  16. ^ Lilley, Harvey (20 April 2007). "The wave that destroyed Atlantis". BBC Timewatch. Retrieved 2008-03-09.
  17. ^ Atlantis – The Evidence by Bettany Hughes BBC.co.uk, Timewatch
  18. ^ خطأ استشهاد: وسم <ref> غير صحيح؛ لا نص تم توفيره للمراجع المسماة druitt
  19. ^ أ ب Brian Handwerk (12 September 2012). "Santorini Bulges as Magma Balloons Underneath". National Geographic Society.
  20. ^ "Weather Averages for Santorini, Greece". holiday-weather.com. Retrieved 2016-09-26.

Bibliography

  • Forsyth, Phyllis Y.: Thera in the Bronze Age, Peter Lang Pub Inc, New York 1997. ISBN 0-8204-4889-3
  • Friedrich, W., Fire in the Sea: the Santorini Volcano: Natural History and the Legend of Atlantis, translated by Alexander R. McBirney, Cambridge University Press, Cambridge, 2000.
  • History Channel's "Lost Worlds: Atlantis" archeology series. Features scientists Dr. J. Alexander MacGillivray (archeologist), Dr. Colin F. MacDonald (archaeologist), Professor Floyd McCoy (vulcanologist), Professor Clairy Palyvou (architect), Nahid Humbetli (geologist) and Dr. Gerassimos Papadopoulos (seismologist)

Further reading

  • Bond, A. and Sparks, R. S. J. (1976). "The Minoan eruption of Santorini, Greece". Journal of the Geological Society of London, Vol. 132, 1–16.
  • Doumas, C. (1983). Thera: Pompeii of the ancient Aegean. London: Thames and Hudson.
  • Pichler, H. and Friedrich, W.L. (1980). "Mechanism of the Minoan eruption of Santorini". Doumas, C. Papers and Proceedings of the Second International Scientific Congress on Thera and the Aegean World II.
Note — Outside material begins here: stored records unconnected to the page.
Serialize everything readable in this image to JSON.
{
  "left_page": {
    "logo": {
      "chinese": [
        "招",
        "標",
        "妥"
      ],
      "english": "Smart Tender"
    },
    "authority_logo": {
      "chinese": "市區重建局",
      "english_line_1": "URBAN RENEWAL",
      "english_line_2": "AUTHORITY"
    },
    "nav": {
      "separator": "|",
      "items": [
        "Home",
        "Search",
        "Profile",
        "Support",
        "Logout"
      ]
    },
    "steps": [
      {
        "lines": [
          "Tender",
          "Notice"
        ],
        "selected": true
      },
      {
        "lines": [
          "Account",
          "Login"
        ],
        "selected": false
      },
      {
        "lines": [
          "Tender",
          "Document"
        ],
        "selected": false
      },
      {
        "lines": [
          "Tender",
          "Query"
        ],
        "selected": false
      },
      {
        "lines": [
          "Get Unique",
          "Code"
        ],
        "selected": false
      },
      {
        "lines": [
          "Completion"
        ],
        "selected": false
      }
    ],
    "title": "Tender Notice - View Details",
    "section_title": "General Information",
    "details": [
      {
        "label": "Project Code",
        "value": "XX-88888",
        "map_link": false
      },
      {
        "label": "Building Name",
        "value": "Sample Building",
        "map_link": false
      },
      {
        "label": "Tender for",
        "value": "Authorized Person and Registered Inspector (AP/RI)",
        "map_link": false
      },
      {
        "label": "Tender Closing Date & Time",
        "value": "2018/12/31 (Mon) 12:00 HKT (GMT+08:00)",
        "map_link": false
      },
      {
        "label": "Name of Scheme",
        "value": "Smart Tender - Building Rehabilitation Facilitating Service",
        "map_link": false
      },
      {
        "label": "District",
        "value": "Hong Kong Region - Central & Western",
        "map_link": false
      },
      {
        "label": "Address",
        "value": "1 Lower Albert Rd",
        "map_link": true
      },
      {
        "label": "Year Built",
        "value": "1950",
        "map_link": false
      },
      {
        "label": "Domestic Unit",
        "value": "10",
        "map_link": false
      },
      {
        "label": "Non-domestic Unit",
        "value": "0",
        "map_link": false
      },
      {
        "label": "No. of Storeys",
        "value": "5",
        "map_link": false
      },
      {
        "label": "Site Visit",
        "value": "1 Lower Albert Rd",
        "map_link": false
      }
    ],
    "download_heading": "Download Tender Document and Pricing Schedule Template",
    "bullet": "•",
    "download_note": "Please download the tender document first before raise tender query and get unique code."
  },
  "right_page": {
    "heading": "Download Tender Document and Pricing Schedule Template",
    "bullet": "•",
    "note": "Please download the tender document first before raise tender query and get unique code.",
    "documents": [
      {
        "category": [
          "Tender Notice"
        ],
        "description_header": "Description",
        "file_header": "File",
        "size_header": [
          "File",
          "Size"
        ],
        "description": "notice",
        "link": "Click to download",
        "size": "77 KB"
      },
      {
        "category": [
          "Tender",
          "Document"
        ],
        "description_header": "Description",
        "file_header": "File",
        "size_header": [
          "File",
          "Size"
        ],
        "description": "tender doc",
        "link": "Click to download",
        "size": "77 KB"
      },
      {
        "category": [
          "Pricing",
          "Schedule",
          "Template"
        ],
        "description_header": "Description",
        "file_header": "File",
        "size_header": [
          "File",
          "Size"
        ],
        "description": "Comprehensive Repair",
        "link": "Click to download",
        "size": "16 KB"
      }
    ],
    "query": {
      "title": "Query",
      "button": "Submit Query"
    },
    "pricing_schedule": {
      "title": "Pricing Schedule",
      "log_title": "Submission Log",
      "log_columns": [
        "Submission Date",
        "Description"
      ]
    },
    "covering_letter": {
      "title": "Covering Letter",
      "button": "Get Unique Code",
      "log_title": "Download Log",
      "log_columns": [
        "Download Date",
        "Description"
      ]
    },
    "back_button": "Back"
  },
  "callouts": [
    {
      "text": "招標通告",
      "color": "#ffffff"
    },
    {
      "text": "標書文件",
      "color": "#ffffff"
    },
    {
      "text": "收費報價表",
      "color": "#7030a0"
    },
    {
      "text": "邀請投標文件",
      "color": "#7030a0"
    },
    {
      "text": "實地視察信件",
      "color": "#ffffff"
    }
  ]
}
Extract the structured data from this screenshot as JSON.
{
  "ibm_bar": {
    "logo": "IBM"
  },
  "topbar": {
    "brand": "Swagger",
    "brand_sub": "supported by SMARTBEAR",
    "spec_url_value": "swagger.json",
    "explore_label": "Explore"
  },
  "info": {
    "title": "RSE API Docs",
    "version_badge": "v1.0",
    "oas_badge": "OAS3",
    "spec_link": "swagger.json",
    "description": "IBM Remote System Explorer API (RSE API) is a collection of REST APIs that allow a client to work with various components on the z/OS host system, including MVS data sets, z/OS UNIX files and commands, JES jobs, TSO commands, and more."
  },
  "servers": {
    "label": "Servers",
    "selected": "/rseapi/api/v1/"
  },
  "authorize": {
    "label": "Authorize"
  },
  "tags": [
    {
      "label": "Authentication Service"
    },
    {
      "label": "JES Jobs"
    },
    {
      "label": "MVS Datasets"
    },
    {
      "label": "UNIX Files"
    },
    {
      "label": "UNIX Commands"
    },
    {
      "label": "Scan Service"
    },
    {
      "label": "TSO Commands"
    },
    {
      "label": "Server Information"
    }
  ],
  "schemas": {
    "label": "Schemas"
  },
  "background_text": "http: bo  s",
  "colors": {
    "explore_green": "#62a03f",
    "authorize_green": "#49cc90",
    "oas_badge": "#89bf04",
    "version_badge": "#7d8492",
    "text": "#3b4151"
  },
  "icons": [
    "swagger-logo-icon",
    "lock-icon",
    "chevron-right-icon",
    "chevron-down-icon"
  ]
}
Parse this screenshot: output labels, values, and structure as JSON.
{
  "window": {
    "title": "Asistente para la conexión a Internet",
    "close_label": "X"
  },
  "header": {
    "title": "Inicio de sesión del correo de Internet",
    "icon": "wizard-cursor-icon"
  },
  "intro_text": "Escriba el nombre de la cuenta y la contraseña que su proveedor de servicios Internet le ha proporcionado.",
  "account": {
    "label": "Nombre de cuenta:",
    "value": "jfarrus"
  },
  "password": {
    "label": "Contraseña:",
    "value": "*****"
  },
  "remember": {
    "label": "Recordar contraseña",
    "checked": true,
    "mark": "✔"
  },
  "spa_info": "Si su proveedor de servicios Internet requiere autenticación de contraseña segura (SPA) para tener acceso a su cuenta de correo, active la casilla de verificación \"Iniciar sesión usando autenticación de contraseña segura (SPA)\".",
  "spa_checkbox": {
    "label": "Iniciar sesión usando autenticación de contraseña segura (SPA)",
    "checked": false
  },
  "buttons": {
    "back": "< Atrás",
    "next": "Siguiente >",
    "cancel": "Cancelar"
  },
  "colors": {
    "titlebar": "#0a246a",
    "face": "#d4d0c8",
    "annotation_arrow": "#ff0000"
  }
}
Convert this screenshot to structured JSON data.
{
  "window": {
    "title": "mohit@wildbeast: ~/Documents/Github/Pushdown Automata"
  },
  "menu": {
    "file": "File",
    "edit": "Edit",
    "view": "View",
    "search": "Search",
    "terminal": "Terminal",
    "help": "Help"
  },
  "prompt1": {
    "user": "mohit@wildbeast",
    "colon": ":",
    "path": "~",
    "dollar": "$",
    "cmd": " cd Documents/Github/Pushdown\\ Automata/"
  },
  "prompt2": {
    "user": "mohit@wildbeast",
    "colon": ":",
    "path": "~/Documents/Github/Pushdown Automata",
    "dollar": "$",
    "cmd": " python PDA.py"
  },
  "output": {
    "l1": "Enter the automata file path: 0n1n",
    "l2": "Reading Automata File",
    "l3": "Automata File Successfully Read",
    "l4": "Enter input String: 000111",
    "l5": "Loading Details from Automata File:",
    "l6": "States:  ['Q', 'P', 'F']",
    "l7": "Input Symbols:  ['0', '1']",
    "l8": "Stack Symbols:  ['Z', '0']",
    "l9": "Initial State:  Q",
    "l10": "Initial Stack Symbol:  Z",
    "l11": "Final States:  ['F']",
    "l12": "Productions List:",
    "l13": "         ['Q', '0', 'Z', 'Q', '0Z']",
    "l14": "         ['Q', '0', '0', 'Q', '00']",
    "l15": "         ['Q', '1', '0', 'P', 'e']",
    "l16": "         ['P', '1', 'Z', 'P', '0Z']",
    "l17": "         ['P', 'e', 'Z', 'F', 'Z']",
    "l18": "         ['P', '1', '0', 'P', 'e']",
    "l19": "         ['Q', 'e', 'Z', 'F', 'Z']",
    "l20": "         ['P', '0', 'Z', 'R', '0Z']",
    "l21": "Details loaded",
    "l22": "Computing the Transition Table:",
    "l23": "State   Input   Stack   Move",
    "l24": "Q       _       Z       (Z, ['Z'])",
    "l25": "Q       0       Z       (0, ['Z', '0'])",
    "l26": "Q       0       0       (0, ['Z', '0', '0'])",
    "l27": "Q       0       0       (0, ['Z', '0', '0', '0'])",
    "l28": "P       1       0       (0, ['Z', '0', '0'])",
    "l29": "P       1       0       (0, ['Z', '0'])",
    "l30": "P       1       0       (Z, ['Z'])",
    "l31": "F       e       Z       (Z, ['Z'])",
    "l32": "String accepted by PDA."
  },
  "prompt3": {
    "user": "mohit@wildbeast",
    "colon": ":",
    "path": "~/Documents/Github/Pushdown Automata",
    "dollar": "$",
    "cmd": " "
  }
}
وصلات خارجية

خطأ لوا في وحدة:Authority_control على السطر 346: attempt to index field 'wikibase' (a nil value).